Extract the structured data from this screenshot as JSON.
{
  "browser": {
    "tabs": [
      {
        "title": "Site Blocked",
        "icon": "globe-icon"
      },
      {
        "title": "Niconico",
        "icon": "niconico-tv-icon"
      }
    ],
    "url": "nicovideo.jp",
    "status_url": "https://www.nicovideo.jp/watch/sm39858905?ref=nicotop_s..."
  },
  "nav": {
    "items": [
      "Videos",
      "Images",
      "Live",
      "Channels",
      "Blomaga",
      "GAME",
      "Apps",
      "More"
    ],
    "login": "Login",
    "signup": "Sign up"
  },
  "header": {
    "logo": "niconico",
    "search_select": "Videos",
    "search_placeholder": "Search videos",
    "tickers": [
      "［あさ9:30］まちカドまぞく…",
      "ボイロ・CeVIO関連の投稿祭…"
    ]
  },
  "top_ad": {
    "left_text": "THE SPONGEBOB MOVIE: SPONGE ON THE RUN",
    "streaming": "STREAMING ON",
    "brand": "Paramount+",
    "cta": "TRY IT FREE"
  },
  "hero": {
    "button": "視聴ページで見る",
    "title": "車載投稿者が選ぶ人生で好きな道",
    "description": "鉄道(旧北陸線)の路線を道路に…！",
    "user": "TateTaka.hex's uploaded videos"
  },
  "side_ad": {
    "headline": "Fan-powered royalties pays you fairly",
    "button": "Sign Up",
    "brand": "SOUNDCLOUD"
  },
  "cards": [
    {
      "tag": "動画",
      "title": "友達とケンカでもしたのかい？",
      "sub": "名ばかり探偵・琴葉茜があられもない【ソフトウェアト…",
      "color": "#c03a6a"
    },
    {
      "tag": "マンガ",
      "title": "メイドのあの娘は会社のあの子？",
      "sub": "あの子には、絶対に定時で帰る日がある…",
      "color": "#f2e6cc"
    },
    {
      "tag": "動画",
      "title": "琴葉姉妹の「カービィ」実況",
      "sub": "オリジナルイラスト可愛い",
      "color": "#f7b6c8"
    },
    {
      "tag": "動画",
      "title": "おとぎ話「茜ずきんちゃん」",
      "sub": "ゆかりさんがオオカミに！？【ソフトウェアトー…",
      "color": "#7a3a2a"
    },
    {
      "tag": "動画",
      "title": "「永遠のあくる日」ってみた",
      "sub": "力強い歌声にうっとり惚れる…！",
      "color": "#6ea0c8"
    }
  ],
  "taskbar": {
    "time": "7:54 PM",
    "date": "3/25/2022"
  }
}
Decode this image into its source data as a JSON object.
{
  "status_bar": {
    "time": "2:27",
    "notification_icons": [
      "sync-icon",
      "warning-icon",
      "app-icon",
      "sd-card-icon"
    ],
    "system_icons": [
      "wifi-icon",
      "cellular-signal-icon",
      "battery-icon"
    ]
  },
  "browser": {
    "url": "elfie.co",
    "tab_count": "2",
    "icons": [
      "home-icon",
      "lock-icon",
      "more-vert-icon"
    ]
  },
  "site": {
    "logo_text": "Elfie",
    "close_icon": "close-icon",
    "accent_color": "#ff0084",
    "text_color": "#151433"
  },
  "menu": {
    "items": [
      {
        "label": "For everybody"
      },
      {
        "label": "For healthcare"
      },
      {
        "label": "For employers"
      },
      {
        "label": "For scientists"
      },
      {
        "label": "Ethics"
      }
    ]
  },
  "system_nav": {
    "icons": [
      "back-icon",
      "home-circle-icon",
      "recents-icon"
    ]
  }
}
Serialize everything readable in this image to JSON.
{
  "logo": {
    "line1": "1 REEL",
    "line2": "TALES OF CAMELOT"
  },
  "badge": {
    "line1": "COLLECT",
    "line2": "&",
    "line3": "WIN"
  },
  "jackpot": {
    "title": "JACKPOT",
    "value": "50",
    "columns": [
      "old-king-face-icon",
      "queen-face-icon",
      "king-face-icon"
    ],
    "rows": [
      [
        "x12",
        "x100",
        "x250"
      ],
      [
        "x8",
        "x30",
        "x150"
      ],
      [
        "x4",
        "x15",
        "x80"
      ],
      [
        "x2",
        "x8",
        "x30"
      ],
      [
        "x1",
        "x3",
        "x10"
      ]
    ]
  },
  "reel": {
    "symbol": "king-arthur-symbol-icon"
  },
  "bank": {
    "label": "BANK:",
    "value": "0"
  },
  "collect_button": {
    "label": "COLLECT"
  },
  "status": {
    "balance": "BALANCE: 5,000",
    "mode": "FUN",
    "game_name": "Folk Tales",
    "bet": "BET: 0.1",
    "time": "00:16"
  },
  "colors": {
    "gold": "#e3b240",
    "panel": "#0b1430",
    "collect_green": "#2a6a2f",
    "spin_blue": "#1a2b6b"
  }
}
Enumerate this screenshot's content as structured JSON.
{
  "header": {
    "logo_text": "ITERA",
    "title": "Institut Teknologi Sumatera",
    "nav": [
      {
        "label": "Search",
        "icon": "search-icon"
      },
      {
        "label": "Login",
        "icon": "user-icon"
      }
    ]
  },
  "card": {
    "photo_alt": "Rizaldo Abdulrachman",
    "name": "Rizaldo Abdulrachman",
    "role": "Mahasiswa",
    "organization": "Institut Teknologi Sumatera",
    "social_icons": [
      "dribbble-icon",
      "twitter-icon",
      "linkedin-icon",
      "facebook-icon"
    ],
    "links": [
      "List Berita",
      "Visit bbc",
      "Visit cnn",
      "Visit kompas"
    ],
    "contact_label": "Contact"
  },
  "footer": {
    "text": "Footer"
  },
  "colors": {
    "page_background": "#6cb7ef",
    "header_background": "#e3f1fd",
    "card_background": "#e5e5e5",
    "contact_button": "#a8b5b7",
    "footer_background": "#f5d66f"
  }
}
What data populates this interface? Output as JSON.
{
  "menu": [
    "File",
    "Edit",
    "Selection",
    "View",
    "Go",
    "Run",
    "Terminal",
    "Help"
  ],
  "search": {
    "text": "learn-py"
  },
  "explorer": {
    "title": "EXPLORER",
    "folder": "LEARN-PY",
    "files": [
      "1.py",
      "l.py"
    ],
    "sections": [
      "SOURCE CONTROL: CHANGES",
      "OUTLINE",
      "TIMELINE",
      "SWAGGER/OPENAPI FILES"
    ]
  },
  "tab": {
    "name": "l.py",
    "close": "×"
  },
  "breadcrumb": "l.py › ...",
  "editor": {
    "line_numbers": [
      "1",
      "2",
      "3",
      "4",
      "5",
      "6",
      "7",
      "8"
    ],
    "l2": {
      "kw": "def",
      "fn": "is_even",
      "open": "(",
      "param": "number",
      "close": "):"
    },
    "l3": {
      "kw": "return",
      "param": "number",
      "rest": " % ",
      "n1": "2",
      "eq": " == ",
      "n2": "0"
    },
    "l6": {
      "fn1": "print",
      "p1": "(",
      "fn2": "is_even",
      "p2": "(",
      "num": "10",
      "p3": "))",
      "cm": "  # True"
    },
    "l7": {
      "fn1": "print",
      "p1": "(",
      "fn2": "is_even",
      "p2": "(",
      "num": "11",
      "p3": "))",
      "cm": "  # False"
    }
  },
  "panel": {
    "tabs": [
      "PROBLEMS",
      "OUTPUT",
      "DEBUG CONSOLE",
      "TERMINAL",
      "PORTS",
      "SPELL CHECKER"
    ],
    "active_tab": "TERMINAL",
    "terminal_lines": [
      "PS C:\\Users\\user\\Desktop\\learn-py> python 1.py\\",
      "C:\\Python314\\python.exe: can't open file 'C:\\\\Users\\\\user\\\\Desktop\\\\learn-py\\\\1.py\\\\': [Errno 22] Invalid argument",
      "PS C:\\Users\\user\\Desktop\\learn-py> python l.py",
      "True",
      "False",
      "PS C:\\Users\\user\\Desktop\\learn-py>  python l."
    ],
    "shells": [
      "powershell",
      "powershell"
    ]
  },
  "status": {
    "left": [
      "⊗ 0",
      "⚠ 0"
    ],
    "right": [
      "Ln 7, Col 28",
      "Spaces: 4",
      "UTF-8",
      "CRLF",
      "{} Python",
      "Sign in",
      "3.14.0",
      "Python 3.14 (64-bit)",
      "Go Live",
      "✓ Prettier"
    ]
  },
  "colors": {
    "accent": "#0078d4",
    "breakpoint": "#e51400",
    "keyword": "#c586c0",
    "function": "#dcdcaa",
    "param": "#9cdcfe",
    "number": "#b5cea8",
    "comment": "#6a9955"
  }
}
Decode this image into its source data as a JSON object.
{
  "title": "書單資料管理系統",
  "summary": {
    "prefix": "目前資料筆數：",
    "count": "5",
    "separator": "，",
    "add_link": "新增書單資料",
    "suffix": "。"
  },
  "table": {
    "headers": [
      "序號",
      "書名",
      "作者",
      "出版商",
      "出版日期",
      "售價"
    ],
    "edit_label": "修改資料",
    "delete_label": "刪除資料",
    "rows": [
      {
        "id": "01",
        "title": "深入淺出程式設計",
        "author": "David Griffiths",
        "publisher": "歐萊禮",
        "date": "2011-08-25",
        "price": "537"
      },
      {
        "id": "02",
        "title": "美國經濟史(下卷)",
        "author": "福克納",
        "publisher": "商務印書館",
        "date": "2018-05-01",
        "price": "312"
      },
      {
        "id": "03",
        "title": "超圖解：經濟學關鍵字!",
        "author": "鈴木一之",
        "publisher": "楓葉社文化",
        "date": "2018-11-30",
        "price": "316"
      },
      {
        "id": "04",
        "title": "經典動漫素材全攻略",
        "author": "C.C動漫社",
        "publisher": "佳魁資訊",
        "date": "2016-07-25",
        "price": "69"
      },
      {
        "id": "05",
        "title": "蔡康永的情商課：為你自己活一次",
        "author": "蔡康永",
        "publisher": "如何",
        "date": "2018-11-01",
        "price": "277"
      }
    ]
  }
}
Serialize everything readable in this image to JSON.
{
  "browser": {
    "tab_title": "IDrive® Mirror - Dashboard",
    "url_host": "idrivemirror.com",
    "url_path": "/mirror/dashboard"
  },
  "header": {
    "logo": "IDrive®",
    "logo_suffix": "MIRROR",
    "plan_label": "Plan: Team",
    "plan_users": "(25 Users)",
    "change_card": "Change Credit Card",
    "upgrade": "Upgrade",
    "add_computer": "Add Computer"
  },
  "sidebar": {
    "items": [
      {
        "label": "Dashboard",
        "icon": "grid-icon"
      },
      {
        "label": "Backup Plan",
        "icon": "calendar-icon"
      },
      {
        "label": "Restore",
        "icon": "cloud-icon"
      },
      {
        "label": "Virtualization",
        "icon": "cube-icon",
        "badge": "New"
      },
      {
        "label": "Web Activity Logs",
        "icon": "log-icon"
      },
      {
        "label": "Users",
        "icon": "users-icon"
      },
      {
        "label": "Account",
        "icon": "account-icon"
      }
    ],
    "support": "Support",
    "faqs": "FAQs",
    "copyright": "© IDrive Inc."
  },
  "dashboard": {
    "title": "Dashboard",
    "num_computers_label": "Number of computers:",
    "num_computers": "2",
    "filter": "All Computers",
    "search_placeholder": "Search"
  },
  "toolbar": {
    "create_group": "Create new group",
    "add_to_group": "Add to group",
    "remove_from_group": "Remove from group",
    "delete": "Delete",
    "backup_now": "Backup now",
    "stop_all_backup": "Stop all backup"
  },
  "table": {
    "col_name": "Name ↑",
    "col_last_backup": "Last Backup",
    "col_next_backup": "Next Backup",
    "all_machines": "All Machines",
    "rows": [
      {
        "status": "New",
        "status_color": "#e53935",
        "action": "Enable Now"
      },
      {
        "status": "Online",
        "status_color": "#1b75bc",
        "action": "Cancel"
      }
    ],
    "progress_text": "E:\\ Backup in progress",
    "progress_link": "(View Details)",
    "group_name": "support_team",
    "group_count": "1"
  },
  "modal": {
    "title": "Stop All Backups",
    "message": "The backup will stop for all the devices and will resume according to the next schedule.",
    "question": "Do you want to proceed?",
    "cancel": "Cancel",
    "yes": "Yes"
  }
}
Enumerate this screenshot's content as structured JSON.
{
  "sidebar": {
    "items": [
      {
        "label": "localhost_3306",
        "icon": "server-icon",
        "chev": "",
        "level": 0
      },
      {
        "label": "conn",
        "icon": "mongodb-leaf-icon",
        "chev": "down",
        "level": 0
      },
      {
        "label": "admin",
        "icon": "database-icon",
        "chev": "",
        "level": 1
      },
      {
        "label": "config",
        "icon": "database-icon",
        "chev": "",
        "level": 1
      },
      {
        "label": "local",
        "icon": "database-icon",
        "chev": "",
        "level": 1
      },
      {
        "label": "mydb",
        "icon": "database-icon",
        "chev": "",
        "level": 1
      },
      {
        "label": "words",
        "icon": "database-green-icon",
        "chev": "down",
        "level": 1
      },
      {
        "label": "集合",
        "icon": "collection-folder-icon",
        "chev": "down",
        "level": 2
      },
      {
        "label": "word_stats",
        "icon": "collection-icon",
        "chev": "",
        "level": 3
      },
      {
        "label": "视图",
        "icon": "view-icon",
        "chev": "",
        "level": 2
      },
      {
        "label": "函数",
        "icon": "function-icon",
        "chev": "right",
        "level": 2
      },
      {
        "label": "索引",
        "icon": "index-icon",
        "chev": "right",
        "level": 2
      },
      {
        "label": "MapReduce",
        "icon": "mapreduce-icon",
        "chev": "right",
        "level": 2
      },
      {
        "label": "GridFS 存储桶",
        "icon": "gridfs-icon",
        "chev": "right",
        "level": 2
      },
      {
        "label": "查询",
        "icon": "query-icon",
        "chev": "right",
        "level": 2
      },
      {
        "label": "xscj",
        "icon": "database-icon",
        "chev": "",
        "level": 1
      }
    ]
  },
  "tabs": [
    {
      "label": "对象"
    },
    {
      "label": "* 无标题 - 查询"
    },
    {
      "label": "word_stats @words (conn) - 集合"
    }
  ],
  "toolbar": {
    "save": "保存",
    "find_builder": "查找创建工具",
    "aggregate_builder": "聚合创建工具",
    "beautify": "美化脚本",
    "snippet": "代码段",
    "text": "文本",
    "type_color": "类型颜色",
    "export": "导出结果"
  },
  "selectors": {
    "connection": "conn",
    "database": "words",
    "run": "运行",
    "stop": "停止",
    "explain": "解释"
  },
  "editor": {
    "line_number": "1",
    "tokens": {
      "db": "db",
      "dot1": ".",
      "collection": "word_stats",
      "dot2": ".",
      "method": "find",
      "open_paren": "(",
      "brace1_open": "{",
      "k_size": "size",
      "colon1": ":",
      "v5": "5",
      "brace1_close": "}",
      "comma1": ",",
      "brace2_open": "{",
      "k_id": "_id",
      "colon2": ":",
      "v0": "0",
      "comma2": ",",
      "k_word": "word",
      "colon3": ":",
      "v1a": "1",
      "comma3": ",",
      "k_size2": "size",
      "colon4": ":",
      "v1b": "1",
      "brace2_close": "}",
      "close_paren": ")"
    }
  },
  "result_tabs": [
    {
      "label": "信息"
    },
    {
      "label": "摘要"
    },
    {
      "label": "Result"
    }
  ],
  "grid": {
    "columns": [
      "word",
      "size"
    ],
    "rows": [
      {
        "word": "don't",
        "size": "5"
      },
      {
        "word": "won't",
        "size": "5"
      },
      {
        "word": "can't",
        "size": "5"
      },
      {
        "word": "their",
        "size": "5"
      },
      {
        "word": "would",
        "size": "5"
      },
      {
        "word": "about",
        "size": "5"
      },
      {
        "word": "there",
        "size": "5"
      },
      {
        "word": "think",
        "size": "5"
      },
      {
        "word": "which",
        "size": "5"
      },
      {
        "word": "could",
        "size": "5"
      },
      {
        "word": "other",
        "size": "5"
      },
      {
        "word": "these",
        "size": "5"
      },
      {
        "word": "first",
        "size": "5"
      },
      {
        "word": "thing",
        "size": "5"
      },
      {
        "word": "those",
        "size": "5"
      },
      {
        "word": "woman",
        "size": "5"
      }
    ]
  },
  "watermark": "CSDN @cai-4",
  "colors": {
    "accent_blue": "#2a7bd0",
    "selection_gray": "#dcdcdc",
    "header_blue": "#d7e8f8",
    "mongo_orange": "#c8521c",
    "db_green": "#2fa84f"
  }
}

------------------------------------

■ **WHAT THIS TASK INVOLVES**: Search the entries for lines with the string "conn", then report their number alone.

■ **TASK ANSWER**: 3